[Data records for software interfaces]
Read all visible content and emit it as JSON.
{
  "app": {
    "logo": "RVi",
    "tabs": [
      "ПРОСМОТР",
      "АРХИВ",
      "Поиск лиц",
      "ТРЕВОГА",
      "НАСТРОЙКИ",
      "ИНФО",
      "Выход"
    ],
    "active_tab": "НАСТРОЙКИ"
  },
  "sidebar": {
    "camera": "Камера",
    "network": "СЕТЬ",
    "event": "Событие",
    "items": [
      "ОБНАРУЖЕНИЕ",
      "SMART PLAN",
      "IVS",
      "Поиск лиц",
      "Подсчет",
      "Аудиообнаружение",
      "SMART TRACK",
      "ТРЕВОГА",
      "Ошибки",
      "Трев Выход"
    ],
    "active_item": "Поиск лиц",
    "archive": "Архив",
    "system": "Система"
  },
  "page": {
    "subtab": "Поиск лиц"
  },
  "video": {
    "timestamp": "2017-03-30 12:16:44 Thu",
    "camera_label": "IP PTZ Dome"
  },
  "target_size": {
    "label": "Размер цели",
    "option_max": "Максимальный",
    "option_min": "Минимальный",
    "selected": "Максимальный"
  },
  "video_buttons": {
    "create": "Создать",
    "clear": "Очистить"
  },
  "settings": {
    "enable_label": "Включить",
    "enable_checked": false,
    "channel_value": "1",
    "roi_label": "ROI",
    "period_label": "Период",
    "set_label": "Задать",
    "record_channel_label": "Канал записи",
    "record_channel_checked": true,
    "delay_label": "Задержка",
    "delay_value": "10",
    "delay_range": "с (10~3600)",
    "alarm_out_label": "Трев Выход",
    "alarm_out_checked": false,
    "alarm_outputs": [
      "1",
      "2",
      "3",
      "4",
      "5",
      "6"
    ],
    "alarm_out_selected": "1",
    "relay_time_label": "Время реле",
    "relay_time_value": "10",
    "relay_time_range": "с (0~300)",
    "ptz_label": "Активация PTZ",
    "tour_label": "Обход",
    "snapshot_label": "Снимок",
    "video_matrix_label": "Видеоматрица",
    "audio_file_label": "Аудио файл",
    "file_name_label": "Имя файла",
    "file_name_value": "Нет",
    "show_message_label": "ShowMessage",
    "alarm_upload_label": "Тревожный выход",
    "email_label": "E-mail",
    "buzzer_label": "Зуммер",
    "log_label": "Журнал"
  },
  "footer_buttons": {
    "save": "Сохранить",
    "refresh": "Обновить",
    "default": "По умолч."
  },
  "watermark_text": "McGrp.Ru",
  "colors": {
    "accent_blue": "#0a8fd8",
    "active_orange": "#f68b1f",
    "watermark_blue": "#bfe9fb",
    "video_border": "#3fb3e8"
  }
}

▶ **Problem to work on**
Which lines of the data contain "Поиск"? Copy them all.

▶ **Output of the exercise**
      "Поиск лиц",
      "Поиск лиц",
    "active_item": "Поиск лиц",
    "subtab": "Поиск лиц"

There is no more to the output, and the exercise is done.